— TASK ITEM —
Every line below that has "Examination" in it should be copied.

— DATA RECORDS —

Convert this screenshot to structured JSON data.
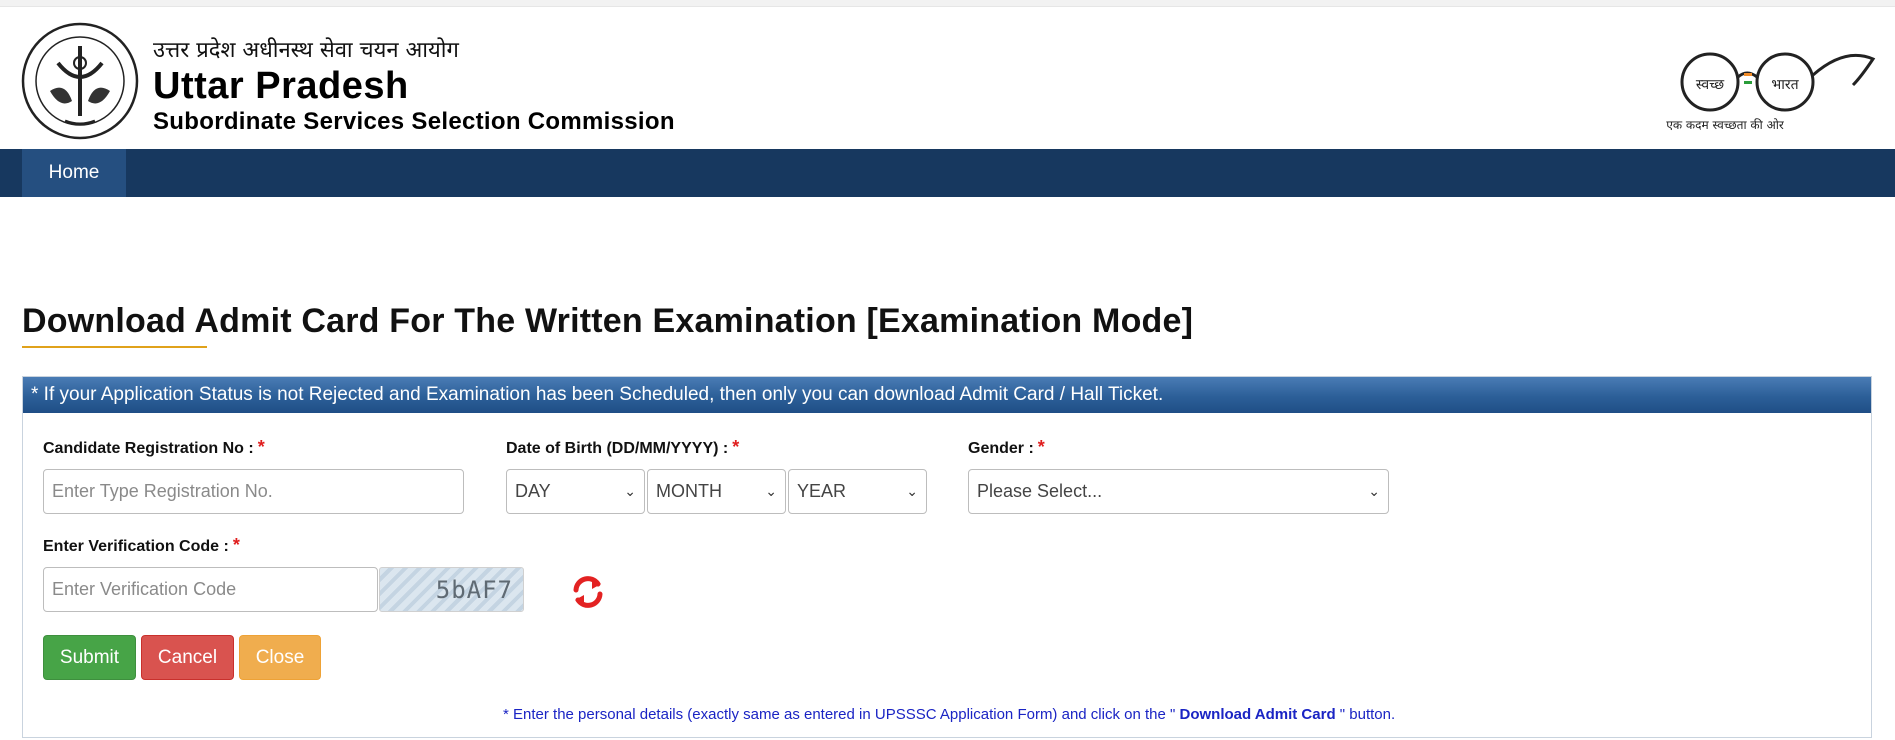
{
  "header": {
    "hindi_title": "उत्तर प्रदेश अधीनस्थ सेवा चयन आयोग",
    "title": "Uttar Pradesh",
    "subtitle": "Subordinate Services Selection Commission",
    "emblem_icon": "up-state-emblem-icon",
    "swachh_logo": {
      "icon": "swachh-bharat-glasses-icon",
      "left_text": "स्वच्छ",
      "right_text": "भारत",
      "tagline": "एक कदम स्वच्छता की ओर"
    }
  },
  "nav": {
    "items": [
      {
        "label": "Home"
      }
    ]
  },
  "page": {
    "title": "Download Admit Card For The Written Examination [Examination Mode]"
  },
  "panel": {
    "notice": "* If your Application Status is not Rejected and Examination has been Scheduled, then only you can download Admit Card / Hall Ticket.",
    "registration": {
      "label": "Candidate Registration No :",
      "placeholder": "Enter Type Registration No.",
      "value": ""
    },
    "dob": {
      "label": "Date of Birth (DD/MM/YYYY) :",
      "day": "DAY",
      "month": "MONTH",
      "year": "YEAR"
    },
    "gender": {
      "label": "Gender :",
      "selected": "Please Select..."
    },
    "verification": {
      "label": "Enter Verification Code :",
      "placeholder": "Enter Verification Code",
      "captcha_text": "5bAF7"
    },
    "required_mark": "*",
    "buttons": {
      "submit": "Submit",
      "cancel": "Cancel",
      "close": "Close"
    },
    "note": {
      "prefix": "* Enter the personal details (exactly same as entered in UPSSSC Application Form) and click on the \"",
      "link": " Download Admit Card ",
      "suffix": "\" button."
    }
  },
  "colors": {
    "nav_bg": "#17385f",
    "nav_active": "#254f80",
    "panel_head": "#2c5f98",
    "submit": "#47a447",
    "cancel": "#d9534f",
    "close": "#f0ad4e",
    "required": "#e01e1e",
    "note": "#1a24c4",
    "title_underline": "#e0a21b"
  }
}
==
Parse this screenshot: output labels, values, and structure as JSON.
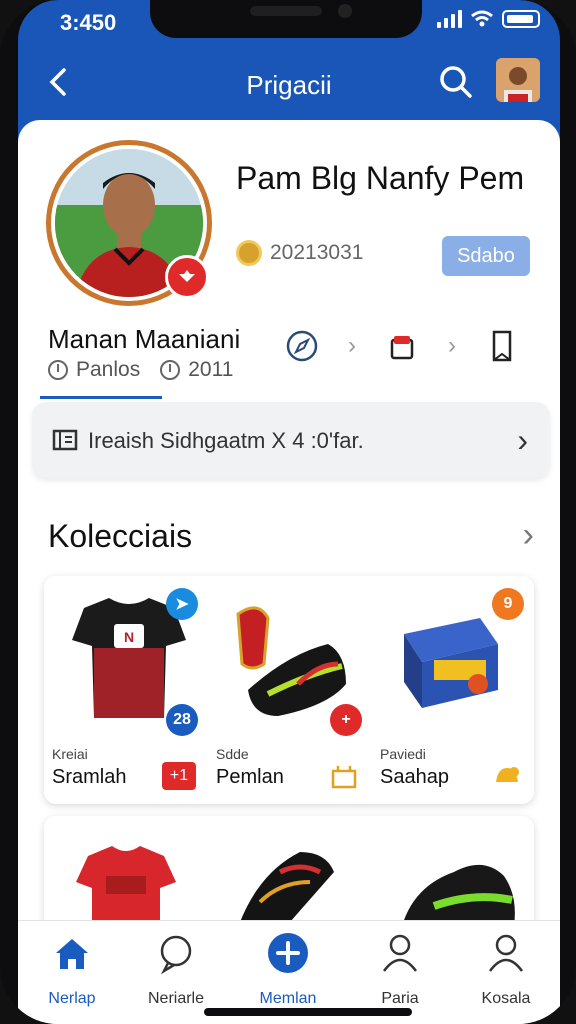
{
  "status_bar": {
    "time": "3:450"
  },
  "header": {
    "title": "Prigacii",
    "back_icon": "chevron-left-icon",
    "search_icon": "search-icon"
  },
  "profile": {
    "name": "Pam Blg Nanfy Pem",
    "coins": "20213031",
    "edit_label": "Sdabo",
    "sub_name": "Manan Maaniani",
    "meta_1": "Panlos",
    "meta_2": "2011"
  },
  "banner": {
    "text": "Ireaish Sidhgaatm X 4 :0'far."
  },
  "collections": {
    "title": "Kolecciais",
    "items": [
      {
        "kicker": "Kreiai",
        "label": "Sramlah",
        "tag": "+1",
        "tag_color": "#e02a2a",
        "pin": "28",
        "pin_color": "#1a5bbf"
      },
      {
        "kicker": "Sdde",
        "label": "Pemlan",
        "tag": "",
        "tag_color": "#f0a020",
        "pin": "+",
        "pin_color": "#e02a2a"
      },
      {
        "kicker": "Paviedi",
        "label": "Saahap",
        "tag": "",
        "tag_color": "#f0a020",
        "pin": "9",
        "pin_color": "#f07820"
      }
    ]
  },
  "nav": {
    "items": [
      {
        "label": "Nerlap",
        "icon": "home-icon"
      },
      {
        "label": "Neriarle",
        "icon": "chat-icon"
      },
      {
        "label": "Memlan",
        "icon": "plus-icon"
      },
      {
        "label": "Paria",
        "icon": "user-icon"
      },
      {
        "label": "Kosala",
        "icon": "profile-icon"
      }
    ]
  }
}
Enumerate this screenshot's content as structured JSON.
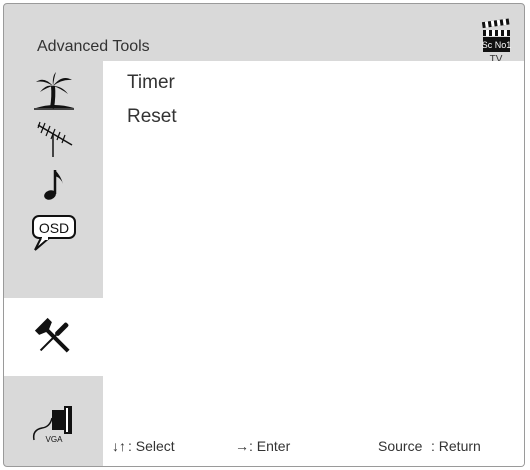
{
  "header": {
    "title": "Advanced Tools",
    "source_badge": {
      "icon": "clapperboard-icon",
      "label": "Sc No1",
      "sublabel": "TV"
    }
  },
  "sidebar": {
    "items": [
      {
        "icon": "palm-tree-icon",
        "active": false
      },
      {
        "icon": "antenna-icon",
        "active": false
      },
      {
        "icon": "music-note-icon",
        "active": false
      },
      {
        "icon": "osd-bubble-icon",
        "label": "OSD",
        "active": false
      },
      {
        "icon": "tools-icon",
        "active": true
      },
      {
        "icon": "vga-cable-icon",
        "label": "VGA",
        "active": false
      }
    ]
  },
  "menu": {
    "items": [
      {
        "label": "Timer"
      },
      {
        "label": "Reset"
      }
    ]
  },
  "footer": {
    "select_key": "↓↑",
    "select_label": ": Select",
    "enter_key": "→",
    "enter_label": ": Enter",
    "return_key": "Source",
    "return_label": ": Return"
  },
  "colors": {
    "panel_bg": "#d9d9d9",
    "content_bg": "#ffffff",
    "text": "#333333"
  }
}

— SOLUTION BELOW —
    "title": "Download Admit Card For The Written Examination [Examination Mode]"
    "notice": "* If your Application Status is not Rejected and Examination has been Scheduled, then only you can download Admit Card / Hall Ticket.",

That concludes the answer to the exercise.